• **Task directions**
Starting with the line that contains "Output a JSON", copy each line exactly through the end of the listing, and omit all pictures.

• **Data for analysis**
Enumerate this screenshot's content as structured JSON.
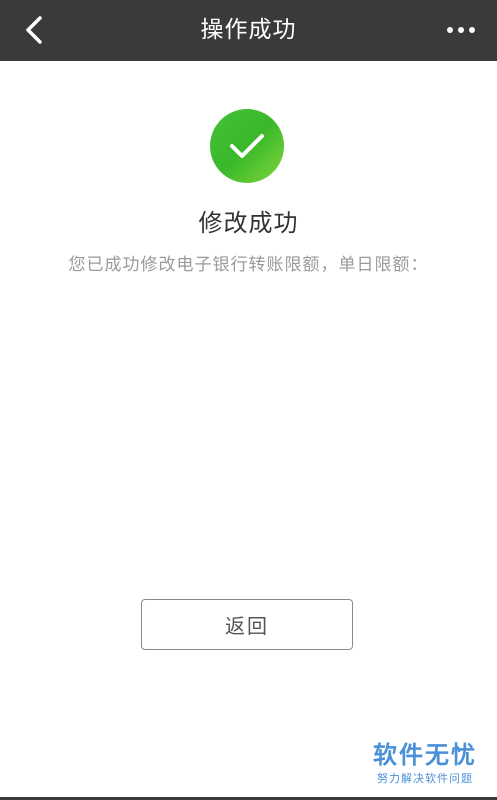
{
  "header": {
    "title": "操作成功",
    "back_icon": "chevron-left-icon",
    "more_icon": "more-horizontal-icon"
  },
  "result": {
    "icon": "check-circle-icon",
    "icon_color": "#45c238",
    "title": "修改成功",
    "description": "您已成功修改电子银行转账限额，单日限额："
  },
  "actions": {
    "return_label": "返回"
  },
  "watermark": {
    "main": "软件无忧",
    "sub": "努力解决软件问题"
  }
}
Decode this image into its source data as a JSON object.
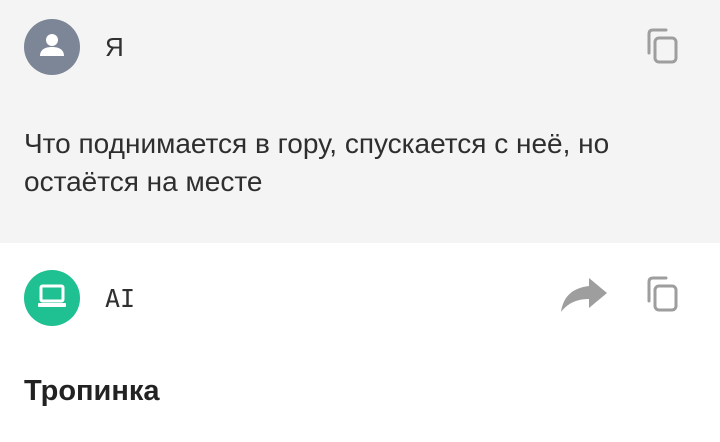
{
  "user_message": {
    "sender": "Я",
    "text": "Что поднимается в гору, спускается с неё, но остаётся на месте",
    "avatar_icon": "person-icon",
    "avatar_color": "#7d8696",
    "background": "#f4f4f4",
    "actions": [
      "copy-icon"
    ]
  },
  "ai_message": {
    "sender": "AI",
    "text": "Тропинка",
    "avatar_icon": "laptop-icon",
    "avatar_color": "#1fc091",
    "actions": [
      "share-icon",
      "copy-icon"
    ]
  }
}
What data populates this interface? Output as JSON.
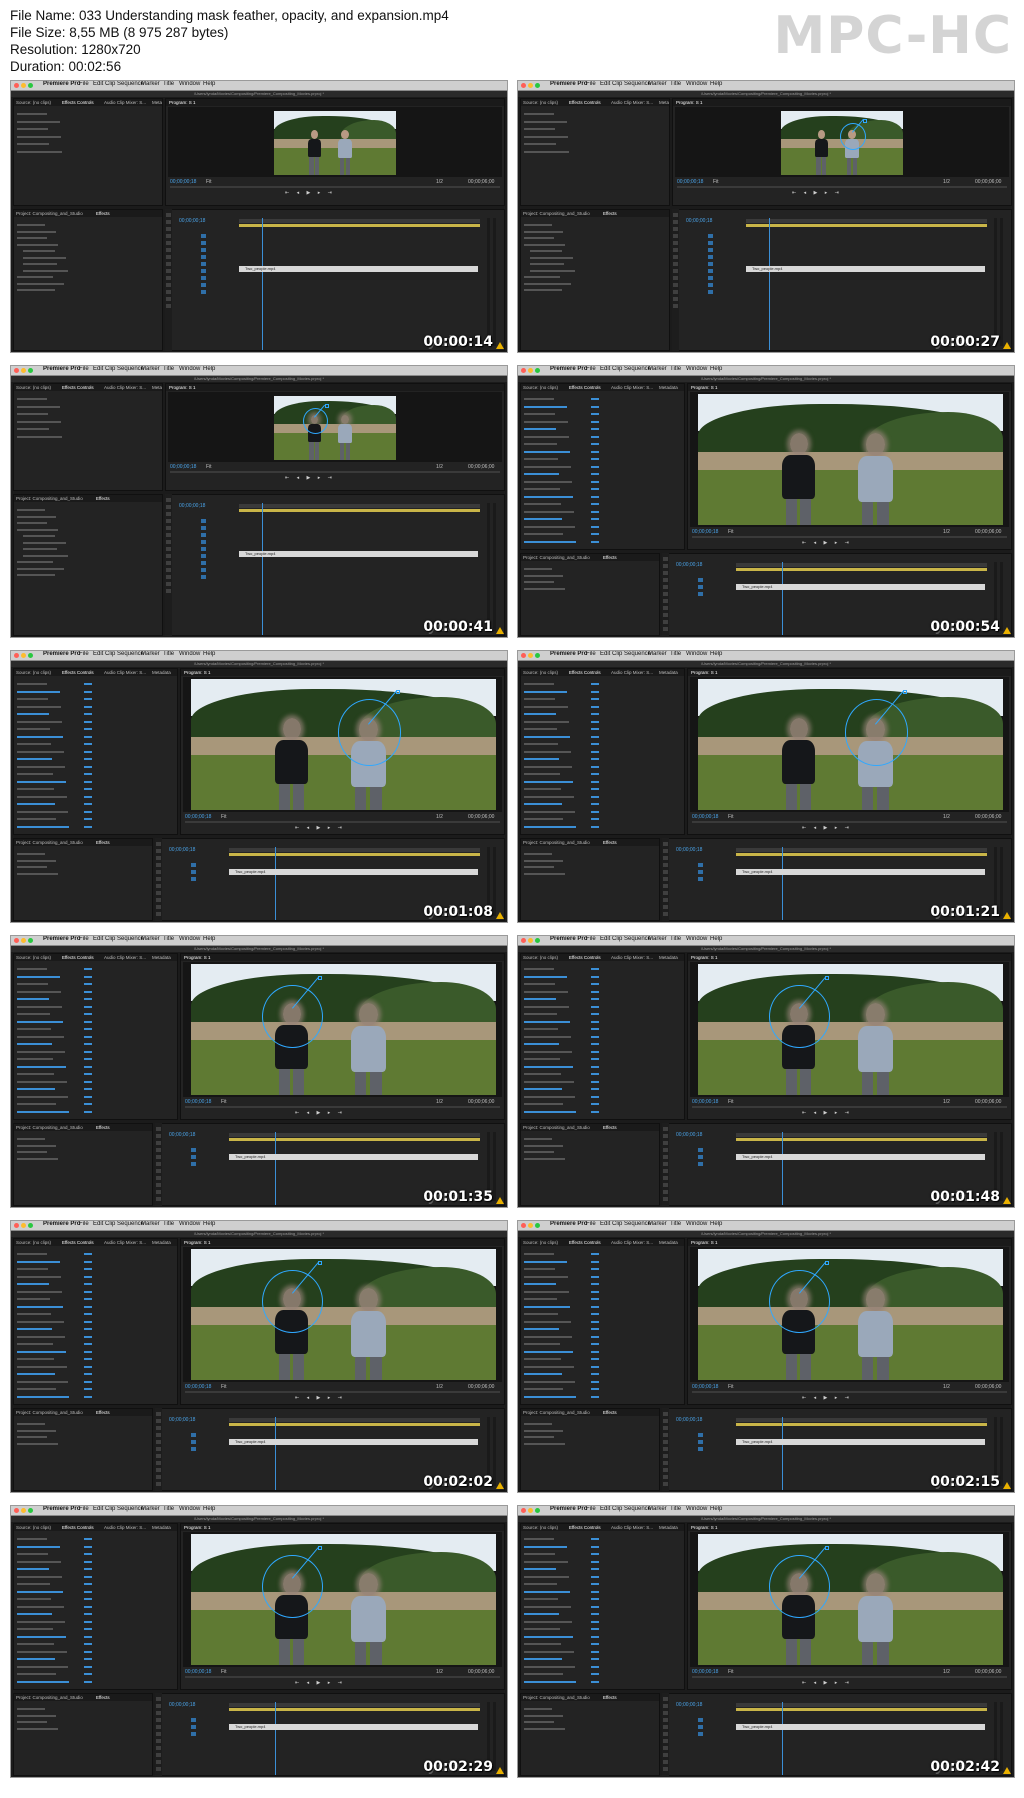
{
  "header": {
    "file_name": "File Name: 033 Understanding mask feather, opacity, and expansion.mp4",
    "file_size": "File Size: 8,55 MB (8 975 287 bytes)",
    "resolution": "Resolution: 1280x720",
    "duration": "Duration: 00:02:56",
    "logo": "MPC-HC"
  },
  "app": {
    "menu": [
      "Premiere Pro",
      "File",
      "Edit",
      "Clip",
      "Sequence",
      "Marker",
      "Title",
      "Window",
      "Help"
    ],
    "window_title": "/Users/lynda/Movies/Compositing/Premiere_Compositing_Movies.prproj *",
    "tabs_top": [
      "Source: (no clips)",
      "Effects Controls",
      "Audio Clip Mixer: S...",
      "Metadata"
    ],
    "tab_program": "Program: S 1",
    "tabs_bottom_left": [
      "Project: Compositing_and_Studio",
      "Effects"
    ],
    "timecode": "00;00;00;18",
    "timecode_end": "00;00;06;00",
    "fit": "Fit",
    "ratio": "1/2",
    "effects_rows": [
      "Presets",
      "Audio Effects",
      "Audio Transitions",
      "Video Effects",
      "Blur & Sharpen",
      "Face Blur",
      "Color Correction",
      "Fast Color Corrector",
      "Video Transitions",
      "Obsolete FX",
      "Lumetri Looks"
    ],
    "controls_rows": [
      "Motion",
      "Opacity",
      "Time Remapping",
      "Face Blur",
      "Mask (1)",
      "Mask Path",
      "Mask Feather",
      "Mask Opacity",
      "Mask Expansion",
      "Inverted",
      "Mask (2)",
      "Blurriness"
    ],
    "clip_name": "Two_people.mp4",
    "watermark": "lynda"
  },
  "thumbnails": [
    {
      "stamp": "00:00:14",
      "layout": "small"
    },
    {
      "stamp": "00:00:27",
      "layout": "small"
    },
    {
      "stamp": "00:00:41",
      "layout": "small"
    },
    {
      "stamp": "00:00:54",
      "layout": "large"
    },
    {
      "stamp": "00:01:08",
      "layout": "large"
    },
    {
      "stamp": "00:01:21",
      "layout": "large"
    },
    {
      "stamp": "00:01:35",
      "layout": "large"
    },
    {
      "stamp": "00:01:48",
      "layout": "large"
    },
    {
      "stamp": "00:02:02",
      "layout": "large"
    },
    {
      "stamp": "00:02:15",
      "layout": "large"
    },
    {
      "stamp": "00:02:29",
      "layout": "large"
    },
    {
      "stamp": "00:02:42",
      "layout": "large"
    }
  ],
  "colors": {
    "accent": "#2fa8ff",
    "panel": "#232323",
    "stamp": "#ffffff"
  }
}
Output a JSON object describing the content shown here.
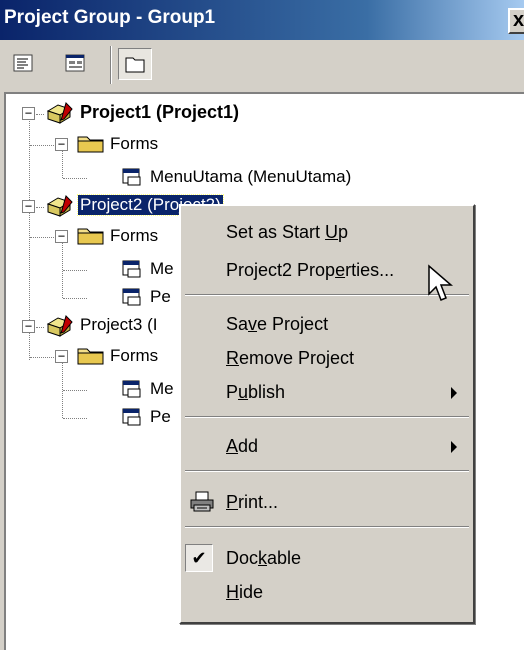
{
  "window": {
    "title": "Project Group - Group1",
    "close_glyph": "x"
  },
  "toolbar": {
    "view_code_icon": "view-code-icon",
    "view_object_icon": "view-object-icon",
    "toggle_folders_icon": "toggle-folders-icon"
  },
  "tree": {
    "project1": {
      "label": "Project1 (Project1)",
      "forms": "Forms",
      "form1": "MenuUtama (MenuUtama)"
    },
    "project2": {
      "label": "Project2 (Project2)",
      "forms": "Forms",
      "form1": "Me",
      "form2": "Pe"
    },
    "project3": {
      "label": "Project3 (I",
      "forms": "Forms",
      "form1": "Me",
      "form2": "Pe"
    },
    "expander_glyph": "−"
  },
  "context_menu": {
    "set_start_up": {
      "pre": "Set as Start ",
      "u": "U",
      "post": "p"
    },
    "properties": {
      "pre": "Project2 Prop",
      "u": "e",
      "post": "rties..."
    },
    "save": {
      "pre": "Sa",
      "u": "v",
      "post": "e Project"
    },
    "remove": {
      "pre": "",
      "u": "R",
      "post": "emove Project"
    },
    "publish": {
      "pre": "P",
      "u": "u",
      "post": "blish"
    },
    "add": {
      "pre": "",
      "u": "A",
      "post": "dd"
    },
    "print": {
      "pre": "",
      "u": "P",
      "post": "rint..."
    },
    "dockable": {
      "pre": "Doc",
      "u": "k",
      "post": "able",
      "checked": true,
      "check_glyph": "✔"
    },
    "hide": {
      "pre": "",
      "u": "H",
      "post": "ide"
    }
  },
  "colors": {
    "title_bar": "#0a246a",
    "selection": "#0a246a",
    "face": "#d4d0c8"
  }
}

• **Reply**
Output a JSON object describing the content shown here.
{
  "window": {
    "title": "Project Group - Group1",
    "close_glyph": "x"
  },
  "toolbar": {
    "view_code_icon": "view-code-icon",
    "view_object_icon": "view-object-icon",
    "toggle_folders_icon": "toggle-folders-icon"
  },
  "tree": {
    "project1": {
      "label": "Project1 (Project1)",
      "forms": "Forms",
      "form1": "MenuUtama (MenuUtama)"
    },
    "project2": {
      "label": "Project2 (Project2)",
      "forms": "Forms",
      "form1": "Me",
      "form2": "Pe"
    },
    "project3": {
      "label": "Project3 (I",
      "forms": "Forms",
      "form1": "Me",
      "form2": "Pe"
    },
    "expander_glyph": "−"
  },
  "context_menu": {
    "set_start_up": {
      "pre": "Set as Start ",
      "u": "U",
      "post": "p"
    },
    "properties": {
      "pre": "Project2 Prop",
      "u": "e",
      "post": "rties..."
    },
    "save": {
      "pre": "Sa",
      "u": "v",
      "post": "e Project"
    },
    "remove": {
      "pre": "",
      "u": "R",
      "post": "emove Project"
    },
    "publish": {
      "pre": "P",
      "u": "u",
      "post": "blish"
    },
    "add": {
      "pre": "",
      "u": "A",
      "post": "dd"
    },
    "print": {
      "pre": "",
      "u": "P",
      "post": "rint..."
    },
    "dockable": {
      "pre": "Doc",
      "u": "k",
      "post": "able",
      "checked": true,
      "check_glyph": "✔"
    },
    "hide": {
      "pre": "",
      "u": "H",
      "post": "ide"
    }
  },
  "colors": {
    "title_bar": "#0a246a",
    "selection": "#0a246a",
    "face": "#d4d0c8"
  }
}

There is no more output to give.